Activity: Leaving the pictures aside, restate all of the data exactly.

^^^^^^^^

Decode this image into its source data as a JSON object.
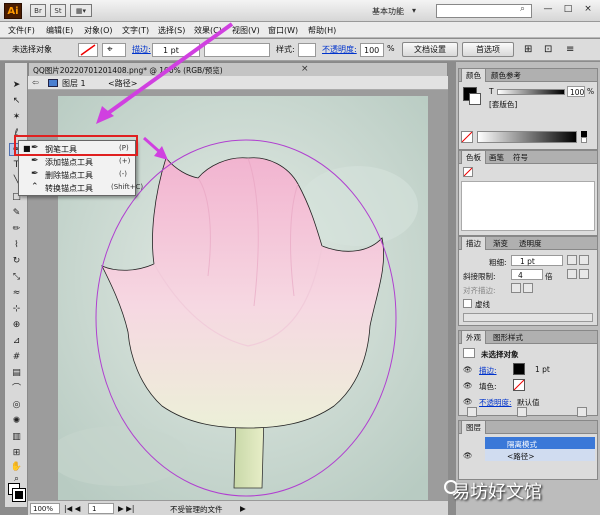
{
  "titlebar": {
    "app_logo": "Ai",
    "workspace": "基本功能",
    "icons": [
      "bridge-icon",
      "stock-icon",
      "arrange-icon"
    ],
    "window_buttons": [
      "—",
      "□",
      "×"
    ]
  },
  "menu": [
    "文件(F)",
    "编辑(E)",
    "对象(O)",
    "文字(T)",
    "选择(S)",
    "效果(C)",
    "视图(V)",
    "窗口(W)",
    "帮助(H)"
  ],
  "control": {
    "selection": "未选择对象",
    "stroke_label": "描边:",
    "stroke_weight": "1 pt",
    "style_label": "样式:",
    "opacity_label": "不透明度:",
    "opacity_value": "100",
    "opacity_unit": "%",
    "doc_setup": "文档设置",
    "preferences": "首选项"
  },
  "document": {
    "tab_title": "QQ图片20220701201408.png* @ 100% (RGB/预览)",
    "layer": "图层 1",
    "path": "<路径>"
  },
  "flyout": {
    "items": [
      {
        "label": "钢笔工具",
        "key": "(P)",
        "icon": "pen-icon",
        "active": true
      },
      {
        "label": "添加锚点工具",
        "key": "(+)",
        "icon": "add-anchor-icon",
        "active": false
      },
      {
        "label": "删除锚点工具",
        "key": "(-)",
        "icon": "delete-anchor-icon",
        "active": false
      },
      {
        "label": "转换锚点工具",
        "key": "(Shift+C)",
        "icon": "convert-anchor-icon",
        "active": false
      }
    ]
  },
  "status": {
    "zoom": "100%",
    "page": "1",
    "message": "不受管理的文件"
  },
  "panels": {
    "color": {
      "tabs": [
        "颜色",
        "颜色参考"
      ],
      "channel": "T",
      "value": "100",
      "unit": "%",
      "swatch_name": "[套版色]"
    },
    "swatches": {
      "tabs": [
        "色板",
        "画笔",
        "符号"
      ]
    },
    "stroke": {
      "tabs": [
        "描边",
        "渐变",
        "透明度"
      ],
      "weight_label": "粗细:",
      "weight_value": "1 pt",
      "miter_label": "斜接限制:",
      "miter_value": "4",
      "miter_unit": "倍",
      "align_label": "对齐描边:",
      "dashed_label": "虚线"
    },
    "appearance": {
      "tabs": [
        "外观",
        "图形样式"
      ],
      "title": "未选择对象",
      "stroke_label": "描边:",
      "stroke_value": "1 pt",
      "fill_label": "填色:",
      "opacity_label": "不透明度:",
      "opacity_value": "默认值"
    },
    "layers": {
      "tabs": [
        "图层"
      ],
      "layer_name": "隔离模式",
      "sublayer_name": "<路径>"
    }
  },
  "watermark": "易坊好文馆",
  "colors": {
    "highlight_box": "#e02020",
    "arrow": "#d040e0",
    "path_stroke": "#8a3fb8"
  }
}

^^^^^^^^

Task result:
Decode this image into its source data as a JSON object.
{
  "titlebar": {
    "app_logo": "Ai",
    "workspace": "基本功能",
    "icons": [
      "bridge-icon",
      "stock-icon",
      "arrange-icon"
    ],
    "window_buttons": [
      "—",
      "□",
      "×"
    ]
  },
  "menu": [
    "文件(F)",
    "编辑(E)",
    "对象(O)",
    "文字(T)",
    "选择(S)",
    "效果(C)",
    "视图(V)",
    "窗口(W)",
    "帮助(H)"
  ],
  "control": {
    "selection": "未选择对象",
    "stroke_label": "描边:",
    "stroke_weight": "1 pt",
    "style_label": "样式:",
    "opacity_label": "不透明度:",
    "opacity_value": "100",
    "opacity_unit": "%",
    "doc_setup": "文档设置",
    "preferences": "首选项"
  },
  "document": {
    "tab_title": "QQ图片20220701201408.png* @ 100% (RGB/预览)",
    "layer": "图层 1",
    "path": "<路径>"
  },
  "flyout": {
    "items": [
      {
        "label": "钢笔工具",
        "key": "(P)",
        "icon": "pen-icon",
        "active": true
      },
      {
        "label": "添加锚点工具",
        "key": "(+)",
        "icon": "add-anchor-icon",
        "active": false
      },
      {
        "label": "删除锚点工具",
        "key": "(-)",
        "icon": "delete-anchor-icon",
        "active": false
      },
      {
        "label": "转换锚点工具",
        "key": "(Shift+C)",
        "icon": "convert-anchor-icon",
        "active": false
      }
    ]
  },
  "status": {
    "zoom": "100%",
    "page": "1",
    "message": "不受管理的文件"
  },
  "panels": {
    "color": {
      "tabs": [
        "颜色",
        "颜色参考"
      ],
      "channel": "T",
      "value": "100",
      "unit": "%",
      "swatch_name": "[套版色]"
    },
    "swatches": {
      "tabs": [
        "色板",
        "画笔",
        "符号"
      ]
    },
    "stroke": {
      "tabs": [
        "描边",
        "渐变",
        "透明度"
      ],
      "weight_label": "粗细:",
      "weight_value": "1 pt",
      "miter_label": "斜接限制:",
      "miter_value": "4",
      "miter_unit": "倍",
      "align_label": "对齐描边:",
      "dashed_label": "虚线"
    },
    "appearance": {
      "tabs": [
        "外观",
        "图形样式"
      ],
      "title": "未选择对象",
      "stroke_label": "描边:",
      "stroke_value": "1 pt",
      "fill_label": "填色:",
      "opacity_label": "不透明度:",
      "opacity_value": "默认值"
    },
    "layers": {
      "tabs": [
        "图层"
      ],
      "layer_name": "隔离模式",
      "sublayer_name": "<路径>"
    }
  },
  "watermark": "易坊好文馆",
  "colors": {
    "highlight_box": "#e02020",
    "arrow": "#d040e0",
    "path_stroke": "#8a3fb8"
  }
}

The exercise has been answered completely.